EXERCISE BRIEF: Each line of the listing below must be retyped exactly, with images left out.

GIVEN ENTRIES:

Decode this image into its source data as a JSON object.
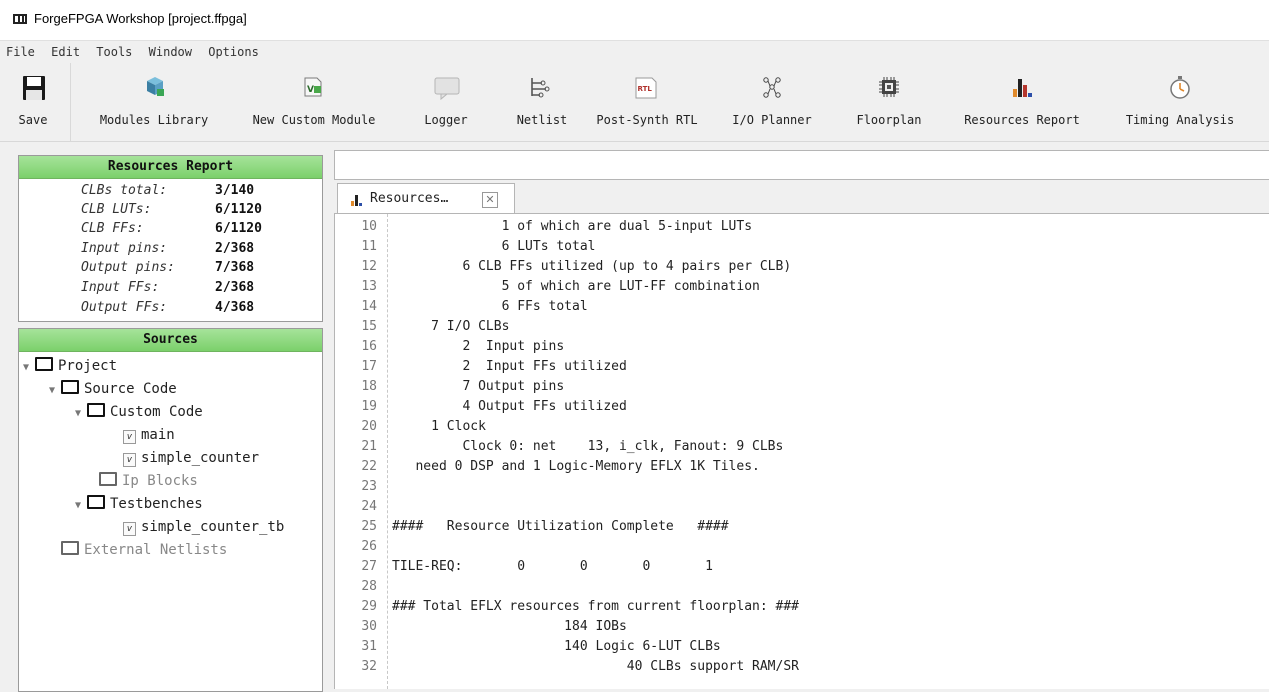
{
  "window": {
    "title": "ForgeFPGA Workshop [project.ffpga]"
  },
  "menu": [
    "File",
    "Edit",
    "Tools",
    "Window",
    "Options"
  ],
  "toolbar": {
    "save": "Save",
    "modules_library": "Modules Library",
    "new_custom_module": "New Custom Module",
    "logger": "Logger",
    "netlist": "Netlist",
    "post_synth_rtl": "Post-Synth RTL",
    "io_planner": "I/O Planner",
    "floorplan": "Floorplan",
    "resources_report": "Resources Report",
    "timing_analysis": "Timing Analysis",
    "icons": {
      "save": "floppy-disk-icon",
      "modules_library": "cubes-icon",
      "new_custom_module": "verilog-file-icon",
      "logger": "speech-bubble-icon",
      "netlist": "netlist-icon",
      "post_synth_rtl": "rtl-document-icon",
      "io_planner": "network-nodes-icon",
      "floorplan": "chip-icon",
      "resources_report": "bar-chart-icon",
      "timing_analysis": "stopwatch-icon"
    }
  },
  "resources_panel": {
    "title": "Resources Report",
    "rows": [
      {
        "key": "CLBs total:",
        "value": "3/140"
      },
      {
        "key": "CLB LUTs:",
        "value": "6/1120"
      },
      {
        "key": "CLB FFs:",
        "value": "6/1120"
      },
      {
        "key": "Input pins:",
        "value": "2/368"
      },
      {
        "key": "Output pins:",
        "value": "7/368"
      },
      {
        "key": "Input FFs:",
        "value": "2/368"
      },
      {
        "key": "Output FFs:",
        "value": "4/368"
      }
    ]
  },
  "sources_panel": {
    "title": "Sources",
    "tree": {
      "project": "Project",
      "source_code": "Source Code",
      "custom_code": "Custom Code",
      "main": "main",
      "simple_counter": "simple_counter",
      "ip_blocks": "Ip Blocks",
      "testbenches": "Testbenches",
      "simple_counter_tb": "simple_counter_tb",
      "external_netlists": "External Netlists"
    },
    "file_badge": "v"
  },
  "editor": {
    "tab_label": "Resources…",
    "tab_close": "✕",
    "lines": [
      {
        "n": "10",
        "t": "              1 of which are dual 5-input LUTs"
      },
      {
        "n": "11",
        "t": "              6 LUTs total"
      },
      {
        "n": "12",
        "t": "         6 CLB FFs utilized (up to 4 pairs per CLB)"
      },
      {
        "n": "13",
        "t": "              5 of which are LUT-FF combination"
      },
      {
        "n": "14",
        "t": "              6 FFs total"
      },
      {
        "n": "15",
        "t": "     7 I/O CLBs"
      },
      {
        "n": "16",
        "t": "         2  Input pins"
      },
      {
        "n": "17",
        "t": "         2  Input FFs utilized"
      },
      {
        "n": "18",
        "t": "         7 Output pins"
      },
      {
        "n": "19",
        "t": "         4 Output FFs utilized"
      },
      {
        "n": "20",
        "t": "     1 Clock"
      },
      {
        "n": "21",
        "t": "         Clock 0: net    13, i_clk, Fanout: 9 CLBs"
      },
      {
        "n": "22",
        "t": "   need 0 DSP and 1 Logic-Memory EFLX 1K Tiles."
      },
      {
        "n": "23",
        "t": ""
      },
      {
        "n": "24",
        "t": ""
      },
      {
        "n": "25",
        "t": "####   Resource Utilization Complete   ####"
      },
      {
        "n": "26",
        "t": ""
      },
      {
        "n": "27",
        "t": "TILE-REQ:       0       0       0       1"
      },
      {
        "n": "28",
        "t": ""
      },
      {
        "n": "29",
        "t": "### Total EFLX resources from current floorplan: ###"
      },
      {
        "n": "30",
        "t": "                      184 IOBs"
      },
      {
        "n": "31",
        "t": "                      140 Logic 6-LUT CLBs"
      },
      {
        "n": "32",
        "t": "                              40 CLBs support RAM/SR"
      }
    ]
  }
}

RESULT OF THE TASK:
Decode this image into its source data as a JSON object.
{
  "window": {
    "title": "ForgeFPGA Workshop [project.ffpga]"
  },
  "menu": [
    "File",
    "Edit",
    "Tools",
    "Window",
    "Options"
  ],
  "toolbar": {
    "save": "Save",
    "modules_library": "Modules Library",
    "new_custom_module": "New Custom Module",
    "logger": "Logger",
    "netlist": "Netlist",
    "post_synth_rtl": "Post-Synth RTL",
    "io_planner": "I/O Planner",
    "floorplan": "Floorplan",
    "resources_report": "Resources Report",
    "timing_analysis": "Timing Analysis",
    "icons": {
      "save": "floppy-disk-icon",
      "modules_library": "cubes-icon",
      "new_custom_module": "verilog-file-icon",
      "logger": "speech-bubble-icon",
      "netlist": "netlist-icon",
      "post_synth_rtl": "rtl-document-icon",
      "io_planner": "network-nodes-icon",
      "floorplan": "chip-icon",
      "resources_report": "bar-chart-icon",
      "timing_analysis": "stopwatch-icon"
    }
  },
  "resources_panel": {
    "title": "Resources Report",
    "rows": [
      {
        "key": "CLBs total:",
        "value": "3/140"
      },
      {
        "key": "CLB LUTs:",
        "value": "6/1120"
      },
      {
        "key": "CLB FFs:",
        "value": "6/1120"
      },
      {
        "key": "Input pins:",
        "value": "2/368"
      },
      {
        "key": "Output pins:",
        "value": "7/368"
      },
      {
        "key": "Input FFs:",
        "value": "2/368"
      },
      {
        "key": "Output FFs:",
        "value": "4/368"
      }
    ]
  },
  "sources_panel": {
    "title": "Sources",
    "tree": {
      "project": "Project",
      "source_code": "Source Code",
      "custom_code": "Custom Code",
      "main": "main",
      "simple_counter": "simple_counter",
      "ip_blocks": "Ip Blocks",
      "testbenches": "Testbenches",
      "simple_counter_tb": "simple_counter_tb",
      "external_netlists": "External Netlists"
    },
    "file_badge": "v"
  },
  "editor": {
    "tab_label": "Resources…",
    "tab_close": "✕",
    "lines": [
      {
        "n": "10",
        "t": "              1 of which are dual 5-input LUTs"
      },
      {
        "n": "11",
        "t": "              6 LUTs total"
      },
      {
        "n": "12",
        "t": "         6 CLB FFs utilized (up to 4 pairs per CLB)"
      },
      {
        "n": "13",
        "t": "              5 of which are LUT-FF combination"
      },
      {
        "n": "14",
        "t": "              6 FFs total"
      },
      {
        "n": "15",
        "t": "     7 I/O CLBs"
      },
      {
        "n": "16",
        "t": "         2  Input pins"
      },
      {
        "n": "17",
        "t": "         2  Input FFs utilized"
      },
      {
        "n": "18",
        "t": "         7 Output pins"
      },
      {
        "n": "19",
        "t": "         4 Output FFs utilized"
      },
      {
        "n": "20",
        "t": "     1 Clock"
      },
      {
        "n": "21",
        "t": "         Clock 0: net    13, i_clk, Fanout: 9 CLBs"
      },
      {
        "n": "22",
        "t": "   need 0 DSP and 1 Logic-Memory EFLX 1K Tiles."
      },
      {
        "n": "23",
        "t": ""
      },
      {
        "n": "24",
        "t": ""
      },
      {
        "n": "25",
        "t": "####   Resource Utilization Complete   ####"
      },
      {
        "n": "26",
        "t": ""
      },
      {
        "n": "27",
        "t": "TILE-REQ:       0       0       0       1"
      },
      {
        "n": "28",
        "t": ""
      },
      {
        "n": "29",
        "t": "### Total EFLX resources from current floorplan: ###"
      },
      {
        "n": "30",
        "t": "                      184 IOBs"
      },
      {
        "n": "31",
        "t": "                      140 Logic 6-LUT CLBs"
      },
      {
        "n": "32",
        "t": "                              40 CLBs support RAM/SR"
      }
    ]
  }
}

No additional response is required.